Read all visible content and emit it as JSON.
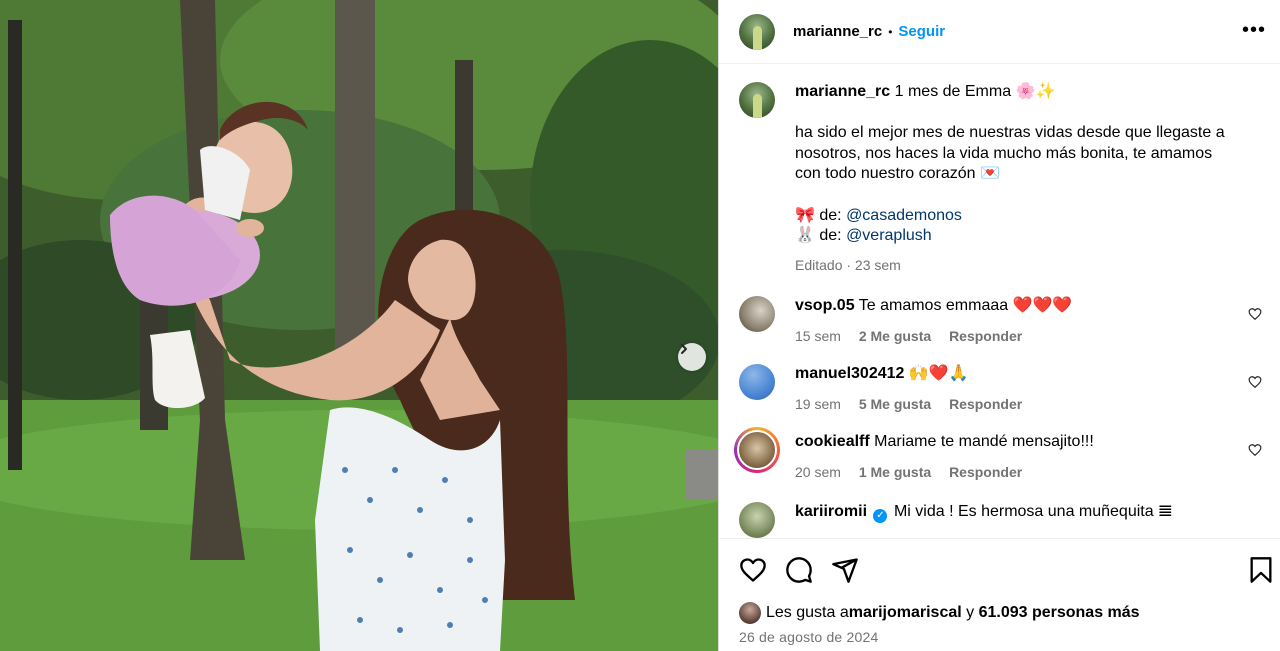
{
  "post": {
    "author": "marianne_rc",
    "follow_label": "Seguir",
    "separator": "•",
    "more_label": "•••"
  },
  "caption": {
    "username": "marianne_rc",
    "title": "1 mes de Emma 🌸✨",
    "paragraph": "ha sido el mejor mes de nuestras vidas desde que llegaste a nosotros, nos haces la vida mucho más bonita, te amamos con todo nuestro corazón 💌",
    "credit1_prefix": "🎀 de: ",
    "credit1_mention": "@casademonos",
    "credit2_prefix": "🐰 de: ",
    "credit2_mention": "@veraplush",
    "meta": "Editado · 23 sem"
  },
  "comments": [
    {
      "username": "vsop.05",
      "text": "Te amamos emmaaa ❤️❤️❤️",
      "time": "15 sem",
      "likes": "2 Me gusta",
      "reply": "Responder"
    },
    {
      "username": "manuel302412",
      "text": "🙌❤️🙏",
      "time": "19 sem",
      "likes": "5 Me gusta",
      "reply": "Responder"
    },
    {
      "username": "cookiealff",
      "text": "Mariame te mandé mensajito!!!",
      "time": "20 sem",
      "likes": "1 Me gusta",
      "reply": "Responder"
    },
    {
      "username": "kariiromii",
      "text": "Mi vida ! Es hermosa una muñequita 𝌆",
      "verified_mark": "✓"
    }
  ],
  "likes": {
    "prefix": "Les gusta a ",
    "user": "marijomariscal",
    "middle": " y ",
    "count": "61.093 personas más"
  },
  "date": "26 de agosto de 2024",
  "icons": [
    "heart-icon",
    "comment-icon",
    "share-icon",
    "bookmark-icon",
    "chevron-right-icon",
    "more-icon"
  ],
  "colors": {
    "follow": "#0095f6",
    "mention": "#00376b",
    "muted": "#737373"
  }
}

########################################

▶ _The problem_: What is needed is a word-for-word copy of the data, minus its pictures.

▶ _Response_:
Read all visible content and emit it as JSON.
{
  "post": {
    "author": "marianne_rc",
    "follow_label": "Seguir",
    "separator": "•",
    "more_label": "•••"
  },
  "caption": {
    "username": "marianne_rc",
    "title": "1 mes de Emma 🌸✨",
    "paragraph": "ha sido el mejor mes de nuestras vidas desde que llegaste a nosotros, nos haces la vida mucho más bonita, te amamos con todo nuestro corazón 💌",
    "credit1_prefix": "🎀 de: ",
    "credit1_mention": "@casademonos",
    "credit2_prefix": "🐰 de: ",
    "credit2_mention": "@veraplush",
    "meta": "Editado · 23 sem"
  },
  "comments": [
    {
      "username": "vsop.05",
      "text": "Te amamos emmaaa ❤️❤️❤️",
      "time": "15 sem",
      "likes": "2 Me gusta",
      "reply": "Responder"
    },
    {
      "username": "manuel302412",
      "text": "🙌❤️🙏",
      "time": "19 sem",
      "likes": "5 Me gusta",
      "reply": "Responder"
    },
    {
      "username": "cookiealff",
      "text": "Mariame te mandé mensajito!!!",
      "time": "20 sem",
      "likes": "1 Me gusta",
      "reply": "Responder"
    },
    {
      "username": "kariiromii",
      "text": "Mi vida ! Es hermosa una muñequita 𝌆",
      "verified_mark": "✓"
    }
  ],
  "likes": {
    "prefix": "Les gusta a ",
    "user": "marijomariscal",
    "middle": " y ",
    "count": "61.093 personas más"
  },
  "date": "26 de agosto de 2024",
  "icons": [
    "heart-icon",
    "comment-icon",
    "share-icon",
    "bookmark-icon",
    "chevron-right-icon",
    "more-icon"
  ],
  "colors": {
    "follow": "#0095f6",
    "mention": "#00376b",
    "muted": "#737373"
  }
}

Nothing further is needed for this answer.